## Source data
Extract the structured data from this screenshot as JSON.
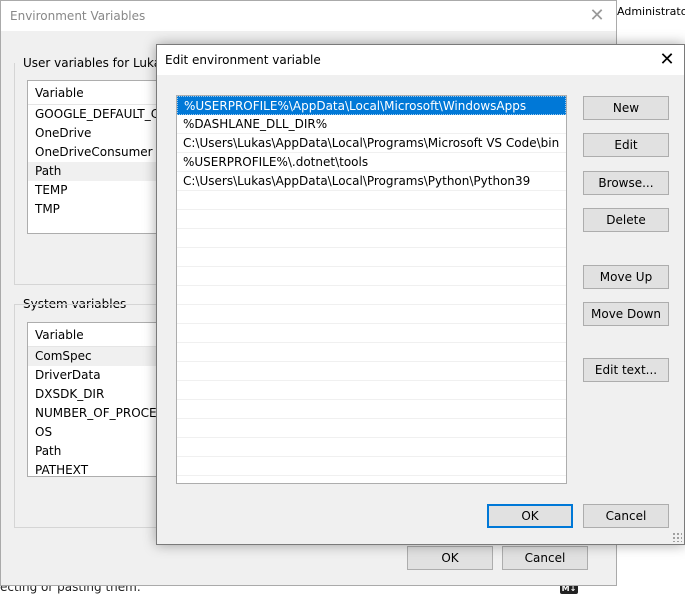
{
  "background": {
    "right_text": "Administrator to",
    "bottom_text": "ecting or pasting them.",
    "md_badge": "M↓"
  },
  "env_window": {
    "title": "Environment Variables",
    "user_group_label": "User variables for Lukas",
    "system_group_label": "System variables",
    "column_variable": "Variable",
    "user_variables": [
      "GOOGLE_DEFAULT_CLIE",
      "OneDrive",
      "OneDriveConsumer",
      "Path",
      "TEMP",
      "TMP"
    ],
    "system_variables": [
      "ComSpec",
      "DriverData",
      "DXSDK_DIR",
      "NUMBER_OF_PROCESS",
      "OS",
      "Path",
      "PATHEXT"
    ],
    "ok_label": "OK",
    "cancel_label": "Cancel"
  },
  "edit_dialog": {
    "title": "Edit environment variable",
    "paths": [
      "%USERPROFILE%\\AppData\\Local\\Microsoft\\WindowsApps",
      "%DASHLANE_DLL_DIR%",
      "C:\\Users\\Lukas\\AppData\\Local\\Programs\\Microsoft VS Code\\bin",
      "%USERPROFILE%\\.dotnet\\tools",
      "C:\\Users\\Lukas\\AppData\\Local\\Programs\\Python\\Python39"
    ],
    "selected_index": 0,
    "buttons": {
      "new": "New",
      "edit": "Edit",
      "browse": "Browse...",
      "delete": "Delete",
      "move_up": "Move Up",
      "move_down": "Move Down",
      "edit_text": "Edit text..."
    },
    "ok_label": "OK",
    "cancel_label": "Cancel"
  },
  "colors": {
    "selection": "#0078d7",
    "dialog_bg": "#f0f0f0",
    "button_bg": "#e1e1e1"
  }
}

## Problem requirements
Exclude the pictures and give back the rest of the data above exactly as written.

## Answer area
Extract the structured data from this screenshot as JSON.
{
  "background": {
    "right_text": "Administrator to",
    "bottom_text": "ecting or pasting them.",
    "md_badge": "M↓"
  },
  "env_window": {
    "title": "Environment Variables",
    "user_group_label": "User variables for Lukas",
    "system_group_label": "System variables",
    "column_variable": "Variable",
    "user_variables": [
      "GOOGLE_DEFAULT_CLIE",
      "OneDrive",
      "OneDriveConsumer",
      "Path",
      "TEMP",
      "TMP"
    ],
    "system_variables": [
      "ComSpec",
      "DriverData",
      "DXSDK_DIR",
      "NUMBER_OF_PROCESS",
      "OS",
      "Path",
      "PATHEXT"
    ],
    "ok_label": "OK",
    "cancel_label": "Cancel"
  },
  "edit_dialog": {
    "title": "Edit environment variable",
    "paths": [
      "%USERPROFILE%\\AppData\\Local\\Microsoft\\WindowsApps",
      "%DASHLANE_DLL_DIR%",
      "C:\\Users\\Lukas\\AppData\\Local\\Programs\\Microsoft VS Code\\bin",
      "%USERPROFILE%\\.dotnet\\tools",
      "C:\\Users\\Lukas\\AppData\\Local\\Programs\\Python\\Python39"
    ],
    "selected_index": 0,
    "buttons": {
      "new": "New",
      "edit": "Edit",
      "browse": "Browse...",
      "delete": "Delete",
      "move_up": "Move Up",
      "move_down": "Move Down",
      "edit_text": "Edit text..."
    },
    "ok_label": "OK",
    "cancel_label": "Cancel"
  },
  "colors": {
    "selection": "#0078d7",
    "dialog_bg": "#f0f0f0",
    "button_bg": "#e1e1e1"
  }
}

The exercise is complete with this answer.